Despite the fact that a little stress can help enhance your ability to store, encode, and retrieve factual information from your memory, too much stress has the power to do the complete opposite.
Chronic stress and trauma impair brain structure, particularly the structure involved with memory. Similar to the way our hormones send messages to our internal functions, your amygdala (associated with processing emotion) releases chemicals to help shift our nervous system and our body into “flight-or-fight” mode.
Sequentially, this system causes high levels of circulating stress hormones (or cortisol) to prevail in both our brain and body, which over time, can eventually cause severe damage to our hippocampus (associated with processing memories).
The damage can actually shrink our hippocampus, making our ability to encode and form memories increasingly difficult.
Not only that, but research suggests that exposure to stress right before a memory retention stress can impede memory retrieval, leading to a decreased performance in both animal and human subjects.
3. Stress Harms Your Cardiovascular Health
In a stressful situation, you might notice that your blood starts to pump and your heart starts to race. This widely regarded stress response comes from the release of your adrenaline hormone that transpires during “flight-or-fight.”
Luckily, these cardiovascular changes are only temporary and seem to disappear once the stress does. But what happens when those feelings of stress don’t disappear?
According to the American Heart Association, chronic stress links to heart disease— the leading cause of death in Americans:
“‘When stress is excessive, it can contribute to everything from high blood pressure, also called hypertension, to asthma to ulcers to irritable bowel syndrome,’ said Ernesto L. Schiffrin, M.D., Ph.D., physician-in-chief at Sir Mortimer B. Davis-Jewish General Hospital, and professor and vice chair of research for the Department of Medicine at McGill University in Montreal.”
The relationship between stress and heart disease comes from the effects stress has on the behaviors and factors attributed to the risk of developing this cardiovascular problem. High blood pressure and cholesterol levels, overeating, physical inactivity, poor lifestyle habits like smoking, and drinking— are a few common stress-related coping mechanisms that cause people to experience high blood pressure and weakened artery walls.
So, while the relationship between stress and heart disease isn’t exactly clear, it’s evident to see how your cardiovascular health is in jeopardy as these techniques are used by people attempting to manage chronic stress.
4. Stress Hinders Chances of Conception
The pregnancy process is unique to every woman. For some, becoming pregnant is easy, regardless of whether or not they use proper protection or regularly smoke cigarettes. Other women, on the other hand, may do all the right things to become fertile and still struggle to obtain positive results on their at-home pregnancy test. How can this be?

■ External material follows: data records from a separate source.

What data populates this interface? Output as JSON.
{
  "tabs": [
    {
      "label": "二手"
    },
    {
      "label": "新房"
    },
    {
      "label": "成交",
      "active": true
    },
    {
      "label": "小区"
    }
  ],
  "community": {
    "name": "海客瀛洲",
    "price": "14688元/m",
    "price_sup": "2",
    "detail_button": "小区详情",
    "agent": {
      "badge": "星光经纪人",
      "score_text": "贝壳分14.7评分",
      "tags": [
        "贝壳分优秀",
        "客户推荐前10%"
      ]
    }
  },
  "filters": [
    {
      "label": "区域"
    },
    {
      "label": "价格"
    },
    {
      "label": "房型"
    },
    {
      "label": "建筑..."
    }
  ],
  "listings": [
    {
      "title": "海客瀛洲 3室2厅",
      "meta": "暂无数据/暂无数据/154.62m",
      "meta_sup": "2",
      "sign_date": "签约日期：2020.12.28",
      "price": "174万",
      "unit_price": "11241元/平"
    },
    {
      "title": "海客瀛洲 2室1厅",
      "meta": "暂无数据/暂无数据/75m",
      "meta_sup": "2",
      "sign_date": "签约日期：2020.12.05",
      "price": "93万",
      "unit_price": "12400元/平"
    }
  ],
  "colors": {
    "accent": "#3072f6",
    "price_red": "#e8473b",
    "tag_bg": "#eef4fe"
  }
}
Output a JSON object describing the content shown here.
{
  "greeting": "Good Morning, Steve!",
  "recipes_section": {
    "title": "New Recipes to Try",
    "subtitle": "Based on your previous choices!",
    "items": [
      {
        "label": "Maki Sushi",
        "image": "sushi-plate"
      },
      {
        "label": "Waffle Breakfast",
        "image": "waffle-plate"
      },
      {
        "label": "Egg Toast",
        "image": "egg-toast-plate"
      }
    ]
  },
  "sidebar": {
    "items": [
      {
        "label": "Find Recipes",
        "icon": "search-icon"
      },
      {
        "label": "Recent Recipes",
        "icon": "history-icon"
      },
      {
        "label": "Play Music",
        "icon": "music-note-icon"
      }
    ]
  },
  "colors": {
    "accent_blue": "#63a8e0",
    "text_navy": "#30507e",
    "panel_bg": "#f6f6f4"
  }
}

The reasons may vary depending on a woman’s genes, age, medical history, etc. Still, recent studies point out that stress may influence a woman’s ability to become fertile.
In fact, the American Journal of Epidemiology revealed that women with higher levels of stress are 13% less likely to conceive than women with moderate to low levels of stress.
The reasoning for this relates to the body’s inherent ability to recognize stress. It’s smart enough to know that these stress periods are not a good time for a woman to conceive, which prevents them from becoming fertile and hinders their chances of conceptions.
This, combined with poor lifestyle habits and the likelihood that women who are under a lot of stress aren’t having sex as often with their partner, puts the odds against them.
Needless to say, stress can negatively influence your well-being in so many different ways. Between the physical health to emotional health of mental health changes, it may seem close to impossible to overcome the impacts of stress.
Fortunately, with a little self-awareness and practice of stress management techniques, taking control of your chronic stress can be easy.